A worrying trend has emerged, which suggests that the soils on drystock farms have inadequate fertility levels to grow grass.

Speaking at last night’s Teagasc National Sheep Conference, Teagasc’s Dr. Philip Creighton said that just 9% of Irish drystock farms had optimum levels of soil fertility in 2016.

Touching on the importance of grass to over 200 sheep farmers in attendance, the grassland systems researcher said: “We can provide practically all of the feed requirements (90-95% of annual energy requirements) of sheep from grass – be that grazed grass or conserved silage or hay.

It’s a high-quality feed with crude protein levels of 18-19% and high energy of 0.85-0.95 UFL. From a profitability point of view, every extra tonne of grass we utilise per hectare gives us an extra €105/ha in extra profit for the farm.

“If we look at the costs of feeding other feeds – grass silage for example – it’s going to cost us twice as much as grazed grass on a per kilogram of dry matter basis. And to feed concentrates, that’s going to cost us four or five times the cost of grazed grass.

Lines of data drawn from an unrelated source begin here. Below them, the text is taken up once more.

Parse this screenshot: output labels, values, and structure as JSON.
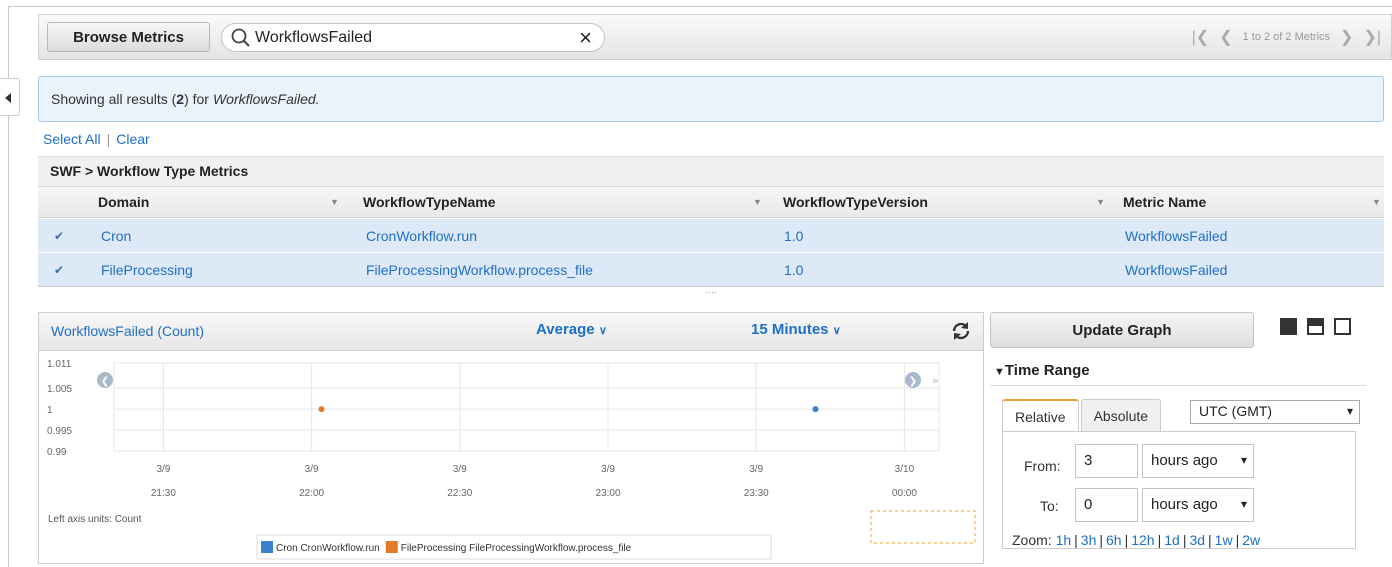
{
  "topbar": {
    "browse_label": "Browse Metrics",
    "search_value": "WorkflowsFailed",
    "clear_icon": "×",
    "pager_text": "1 to 2 of 2 Metrics"
  },
  "banner": {
    "prefix": "Showing all results (",
    "count": "2",
    "mid": ") for",
    "query": "WorkflowsFailed."
  },
  "selection": {
    "select_all": "Select All",
    "separator": "|",
    "clear": "Clear"
  },
  "group_title": "SWF > Workflow Type Metrics",
  "columns": [
    "Domain",
    "WorkflowTypeName",
    "WorkflowTypeVersion",
    "Metric Name"
  ],
  "rows": [
    {
      "domain": "Cron",
      "type_name": "CronWorkflow.run",
      "version": "1.0",
      "metric": "WorkflowsFailed",
      "checked": true
    },
    {
      "domain": "FileProcessing",
      "type_name": "FileProcessingWorkflow.process_file",
      "version": "1.0",
      "metric": "WorkflowsFailed",
      "checked": true
    }
  ],
  "splitter_dots": "....",
  "chart_panel": {
    "title": "WorkflowsFailed (Count)",
    "statistic": "Average",
    "period": "15 Minutes",
    "units_label": "Left axis units: Count"
  },
  "chart_data": {
    "type": "scatter",
    "yticks": [
      "1.011",
      "1.005",
      "1",
      "0.995",
      "0.99"
    ],
    "ylim": [
      0.99,
      1.011
    ],
    "xticks": [
      {
        "d": "3/9",
        "t": "21:30"
      },
      {
        "d": "3/9",
        "t": "22:00"
      },
      {
        "d": "3/9",
        "t": "22:30"
      },
      {
        "d": "3/9",
        "t": "23:00"
      },
      {
        "d": "3/9",
        "t": "23:30"
      },
      {
        "d": "3/10",
        "t": "00:00"
      }
    ],
    "x_minutes": [
      0,
      30,
      60,
      90,
      120,
      150
    ],
    "series": [
      {
        "name": "Cron CronWorkflow.run",
        "color": "#3b7fd0",
        "points": [
          {
            "x": 132,
            "y": 1
          }
        ]
      },
      {
        "name": "FileProcessing FileProcessingWorkflow.process_file",
        "color": "#e57b28",
        "points": [
          {
            "x": 32,
            "y": 1
          }
        ]
      }
    ]
  },
  "right_panel": {
    "update_label": "Update Graph",
    "time_range_label": "Time Range",
    "tab_relative": "Relative",
    "tab_absolute": "Absolute",
    "timezone": "UTC (GMT)",
    "from_label": "From:",
    "from_value": "3",
    "from_unit": "hours ago",
    "to_label": "To:",
    "to_value": "0",
    "to_unit": "hours ago",
    "zoom_label": "Zoom:",
    "zoom_options": [
      "1h",
      "3h",
      "6h",
      "12h",
      "1d",
      "3d",
      "1w",
      "2w"
    ]
  }
}
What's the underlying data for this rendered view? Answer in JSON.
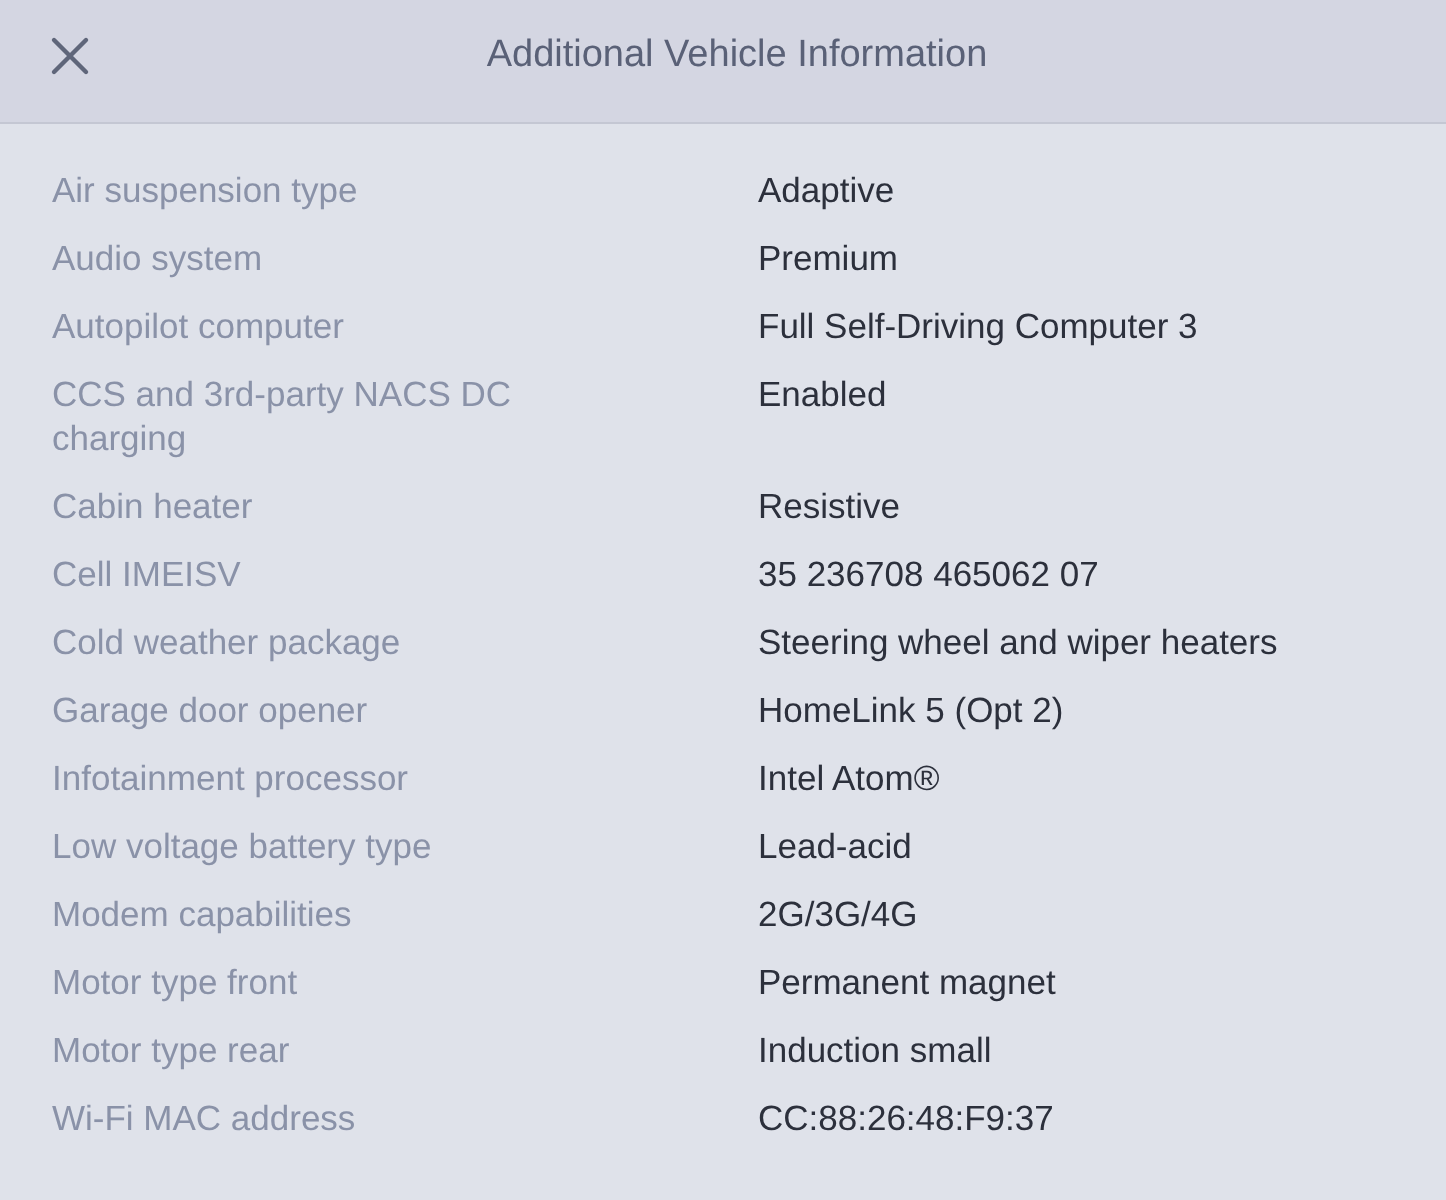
{
  "header": {
    "title": "Additional Vehicle Information"
  },
  "rows": [
    {
      "label": "Air suspension type",
      "value": "Adaptive"
    },
    {
      "label": "Audio system",
      "value": "Premium"
    },
    {
      "label": "Autopilot computer",
      "value": "Full Self-Driving Computer 3"
    },
    {
      "label": "CCS and 3rd-party NACS DC charging",
      "value": "Enabled"
    },
    {
      "label": "Cabin heater",
      "value": "Resistive"
    },
    {
      "label": "Cell IMEISV",
      "value": "35 236708 465062 07"
    },
    {
      "label": "Cold weather package",
      "value": "Steering wheel and wiper heaters"
    },
    {
      "label": "Garage door opener",
      "value": "HomeLink 5 (Opt 2)"
    },
    {
      "label": "Infotainment processor",
      "value": "Intel Atom®"
    },
    {
      "label": "Low voltage battery type",
      "value": "Lead-acid"
    },
    {
      "label": "Modem capabilities",
      "value": "2G/3G/4G"
    },
    {
      "label": "Motor type front",
      "value": "Permanent magnet"
    },
    {
      "label": "Motor type rear",
      "value": "Induction small"
    },
    {
      "label": "Wi-Fi MAC address",
      "value": "CC:88:26:48:F9:37"
    }
  ]
}
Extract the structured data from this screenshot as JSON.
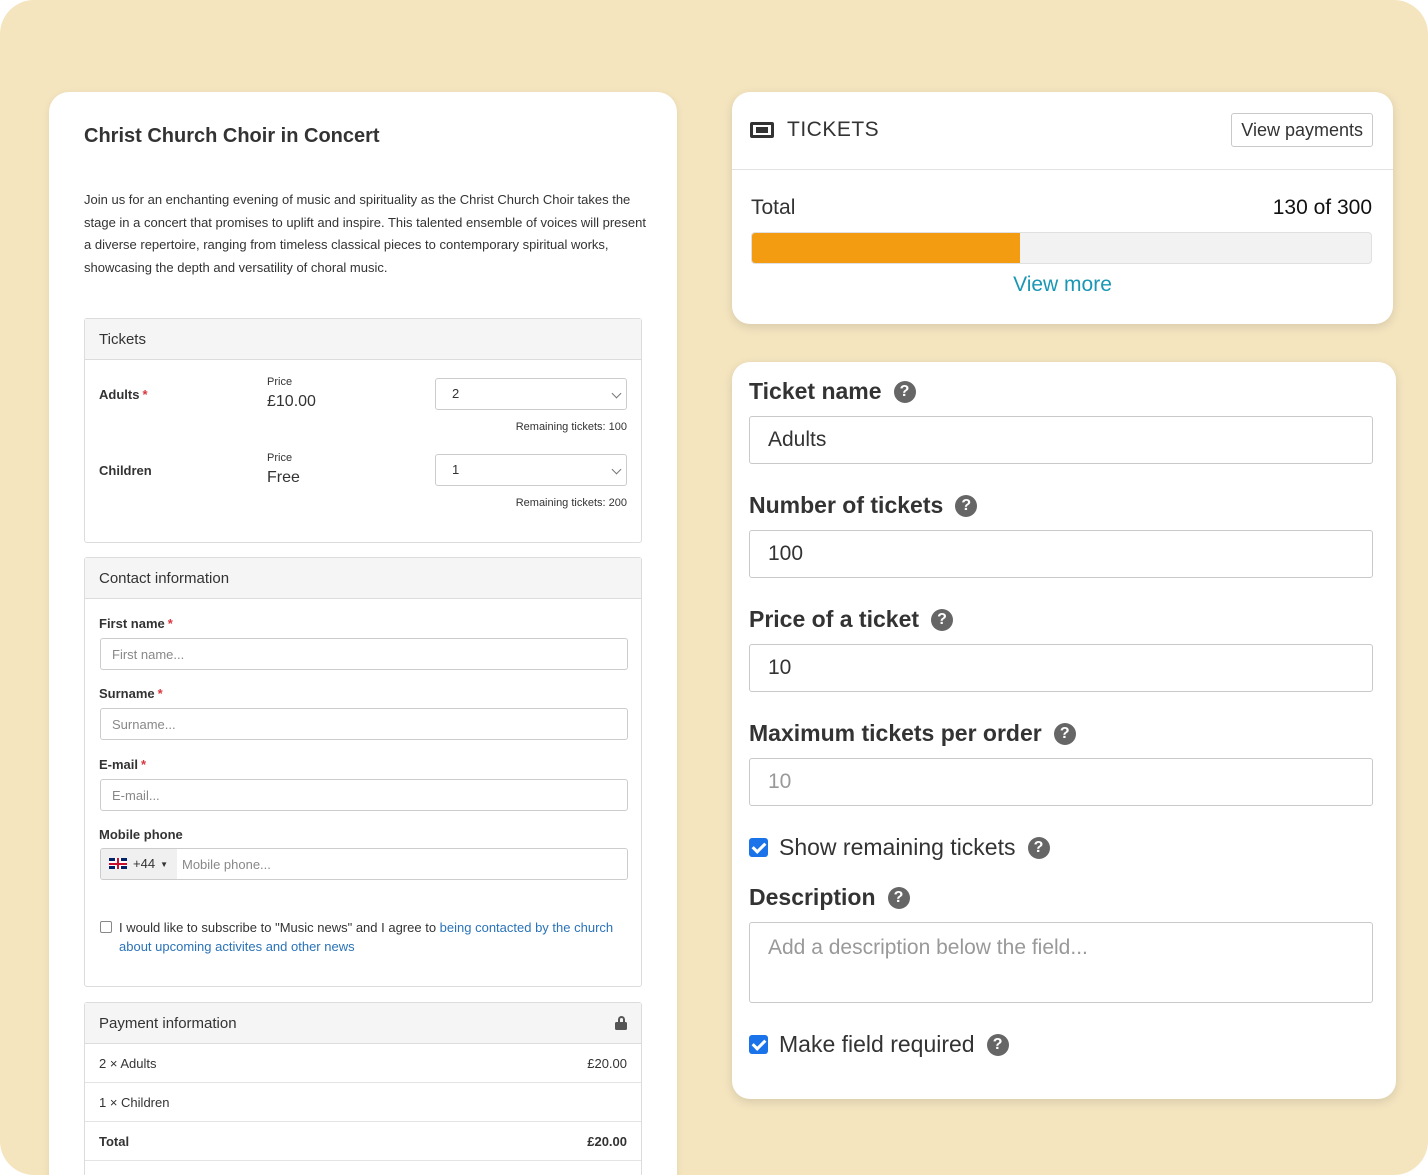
{
  "event": {
    "title": "Christ Church Choir in Concert",
    "description": "Join us for an enchanting evening of music and spirituality as the Christ Church Choir takes the stage in a concert that promises to uplift and inspire. This talented ensemble of voices will present a diverse repertoire, ranging from timeless classical pieces to contemporary spiritual works, showcasing the depth and versatility of choral music."
  },
  "tickets_panel": {
    "heading": "Tickets",
    "required_marker": "*",
    "rows": [
      {
        "name": "Adults",
        "price_label": "Price",
        "price": "£10.00",
        "quantity": "2",
        "remaining": "Remaining tickets: 100"
      },
      {
        "name": "Children",
        "price_label": "Price",
        "price": "Free",
        "quantity": "1",
        "remaining": "Remaining tickets: 200"
      }
    ]
  },
  "contact": {
    "heading": "Contact information",
    "first_name": {
      "label": "First name",
      "placeholder": "First name..."
    },
    "surname": {
      "label": "Surname",
      "placeholder": "Surname..."
    },
    "email": {
      "label": "E-mail",
      "placeholder": "E-mail..."
    },
    "mobile": {
      "label": "Mobile phone",
      "country_code": "+44",
      "placeholder": "Mobile phone..."
    },
    "consent": {
      "text": "I would like to subscribe to \"Music news\" and I agree to ",
      "link": "being contacted by the church about upcoming activites and other news"
    }
  },
  "payment": {
    "heading": "Payment information",
    "rows": [
      {
        "label": "2 × Adults",
        "amount": "£20.00"
      },
      {
        "label": "1 × Children",
        "amount": ""
      }
    ],
    "total": {
      "label": "Total",
      "amount": "£20.00"
    }
  },
  "summary": {
    "title": "TICKETS",
    "view_payments": "View payments",
    "total_label": "Total",
    "total_value": "130 of 300",
    "sold": 130,
    "capacity": 300,
    "progress_color": "#f39c12",
    "view_more": "View more"
  },
  "editor": {
    "ticket_name": {
      "label": "Ticket name",
      "value": "Adults"
    },
    "number_of_tickets": {
      "label": "Number of tickets",
      "value": "100"
    },
    "price": {
      "label": "Price of a ticket",
      "value": "10"
    },
    "max_per_order": {
      "label": "Maximum tickets per order",
      "placeholder": "10"
    },
    "show_remaining": {
      "label": "Show remaining tickets",
      "checked": true
    },
    "description": {
      "label": "Description",
      "placeholder": "Add a description below the field..."
    },
    "required": {
      "label": "Make field required",
      "checked": true
    },
    "help_glyph": "?"
  }
}
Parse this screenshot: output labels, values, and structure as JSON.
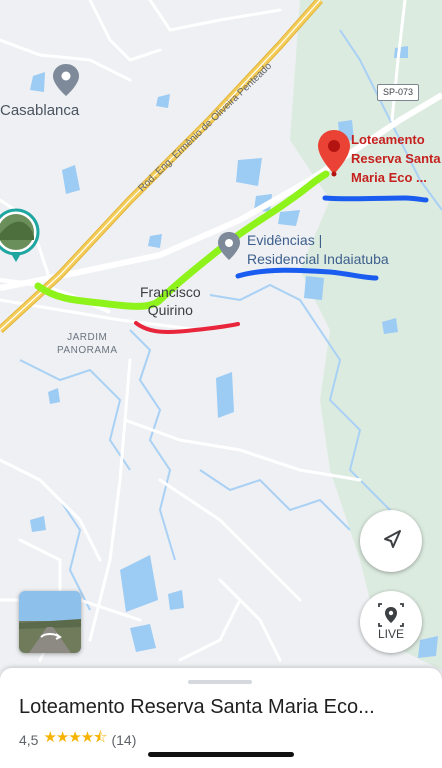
{
  "map": {
    "places": {
      "casablanca": "Casablanca",
      "jardim_panorama": "JARDIM\nPANORAMA",
      "francisco_quirino": "Francisco\nQuirino"
    },
    "road_name": "Rod. Eng. Ermênio de Oliveira Penteado",
    "route_shield": "SP-073",
    "pois": {
      "evidencias": "Evidências |\nResidencial Indaiatuba"
    },
    "selected_place_label": "Loteamento\nReserva Santa\nMaria Eco ...",
    "colors": {
      "marker": "#ea4335",
      "green_annotation": "#8ef21b",
      "blue_annotation": "#1a5cf0",
      "red_annotation": "#e8253b",
      "water": "#9ccbf4",
      "park": "#dcebe0",
      "highway": "#f3cd5a"
    }
  },
  "controls": {
    "my_location_icon": "navigation-arrow-icon",
    "live_label": "LIVE"
  },
  "sheet": {
    "title": "Loteamento Reserva Santa Maria Eco...",
    "rating_value": "4,5",
    "rating_stars": 4.5,
    "stars_text": "★★★★⯪",
    "review_count": "(14)"
  }
}
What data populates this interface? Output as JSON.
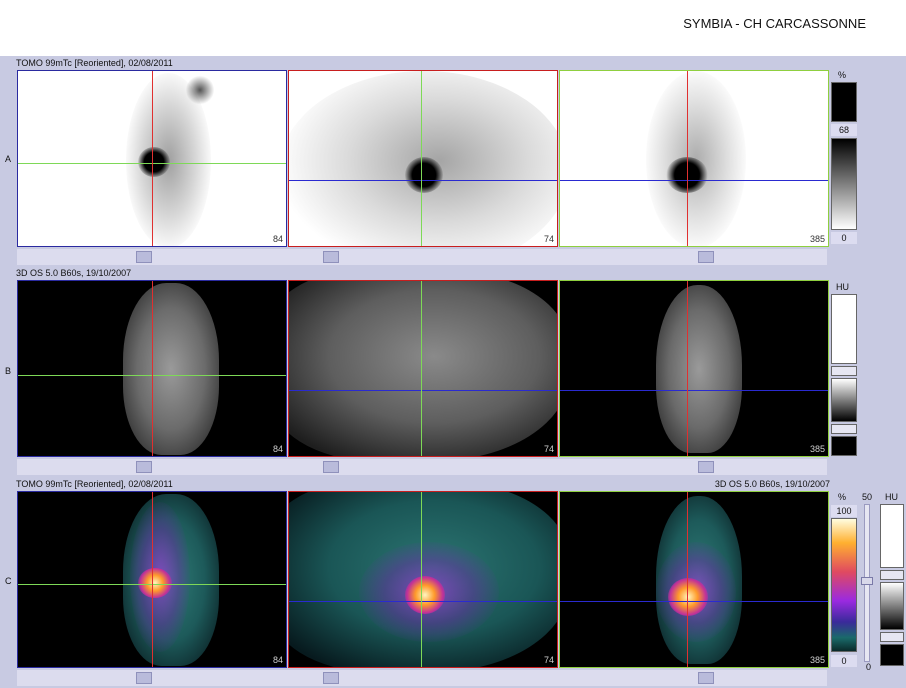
{
  "header": {
    "title": "SYMBIA - CH CARCASSONNE"
  },
  "rows": {
    "a": {
      "letter": "A",
      "caption": "TOMO 99mTc [Reoriented], 02/08/2011"
    },
    "b": {
      "letter": "B",
      "caption": "3D  OS  5.0  B60s, 19/10/2007"
    },
    "c": {
      "letter": "C",
      "caption_left": "TOMO 99mTc [Reoriented], 02/08/2011",
      "caption_right": "3D  OS  5.0  B60s, 19/10/2007"
    }
  },
  "slices": {
    "sagittal": "84",
    "axial": "74",
    "coronal": "385"
  },
  "colorbars": {
    "a": {
      "unit": "%",
      "window_top": "68",
      "window_bottom": "0"
    },
    "b": {
      "unit": "HU"
    },
    "c": {
      "unit_pet": "%",
      "pet_max": "100",
      "pet_min": "0",
      "fusion_top": "50",
      "fusion_bottom": "0",
      "unit_ct": "HU"
    }
  },
  "colors": {
    "crosshair_red": "#e03030",
    "crosshair_green": "#7ed957",
    "crosshair_blue": "#2a2ad0",
    "workspace_bg": "#c8cae2"
  }
}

“The key to the system is to have sheep grazing high-quality grass to achieve high levels of performance and high levels of output, which we ultimately want to turn into high levels of profitability at farm level.”

Creighton also outlined that the average sheep farmer utilises 5.6t/ha of grass each year and the target is to pull that up to 10t/ha.

To achieve this level of performance, he said, farmers need to focus on a number of areas, including: soil fertility; grazing infrastructure; grazing management; measurement; and reseeding.


Soil fertility

Continuing, he said: “Soil fertility is the foundation stone. If we don’t have productive soils, we’re not going to have productive grassland. We need to target a pH of 6.2-6.3 and soil indices of 3 for phosphorous (P) and potassium (K).”

Touching on the state of soil fertility on Irish drystock farms, he said: “There’s only 32% of drystock farms in the country within the optimum range for pH.

It’s a similar story for P and only 36% of soils are at index 3 or above, while 42% of soils are index 3 or above for K.

When these figures are combined – to look at the number of farms where soil fertility is at the optimum for these three parameters – just 9% of drystock farms have adequate soil fertility levels for grass growth.

Percentage of drystock farms at optimum levels of soil fertility to grow grass in 2016. Table source: Teagasc

To address soil fertility issues, he said: “The important thing to remember is that lime and pH levels should be targeted first.

You can spread as much nitrogen (N), P or K as you like; but if the pH of the soil isn’t right, those nutrients aren’t going to be used.

“20% of our annual variable costs are being spent on fertiliser and we need to make sure that we are spreading the right products in the right places to get value for money,” he said.

Steps to addressing a soil fertility issue:
  1. Test the soil and act on the results;
  2. Correct the pH first;
  3. Once pH has been corrected, focus on improving P and K indices.

Once soil fertility issues have been addressed, he said, farmers should then focus on grazing infrastructure, a grazing management plan, measuring and reseeding.